Exercise — Lines before the one containing "What data populates" are to be left out; that line and all after it, through the end of the material below, are to be written out exactly.

Data shown —

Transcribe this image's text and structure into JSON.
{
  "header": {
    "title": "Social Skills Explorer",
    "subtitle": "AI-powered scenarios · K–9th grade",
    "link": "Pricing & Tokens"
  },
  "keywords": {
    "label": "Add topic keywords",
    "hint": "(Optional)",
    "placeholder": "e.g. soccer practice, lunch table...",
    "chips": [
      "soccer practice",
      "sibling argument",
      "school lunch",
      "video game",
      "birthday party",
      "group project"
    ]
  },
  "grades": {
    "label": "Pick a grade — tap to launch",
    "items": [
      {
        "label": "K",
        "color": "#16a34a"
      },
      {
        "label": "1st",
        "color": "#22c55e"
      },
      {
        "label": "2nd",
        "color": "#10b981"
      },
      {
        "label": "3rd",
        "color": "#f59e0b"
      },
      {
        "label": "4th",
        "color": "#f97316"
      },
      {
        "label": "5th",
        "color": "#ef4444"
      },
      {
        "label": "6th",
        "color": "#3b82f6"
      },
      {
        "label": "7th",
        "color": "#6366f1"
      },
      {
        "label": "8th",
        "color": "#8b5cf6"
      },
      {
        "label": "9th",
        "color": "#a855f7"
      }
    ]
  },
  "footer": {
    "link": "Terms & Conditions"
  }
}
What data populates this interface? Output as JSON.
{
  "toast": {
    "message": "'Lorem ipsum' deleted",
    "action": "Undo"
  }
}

Written reply —
What data populates this interface? Output as JSON.
{
  "toast": {
    "message": "'Lorem ipsum' deleted",
    "action": "Undo"
  }
}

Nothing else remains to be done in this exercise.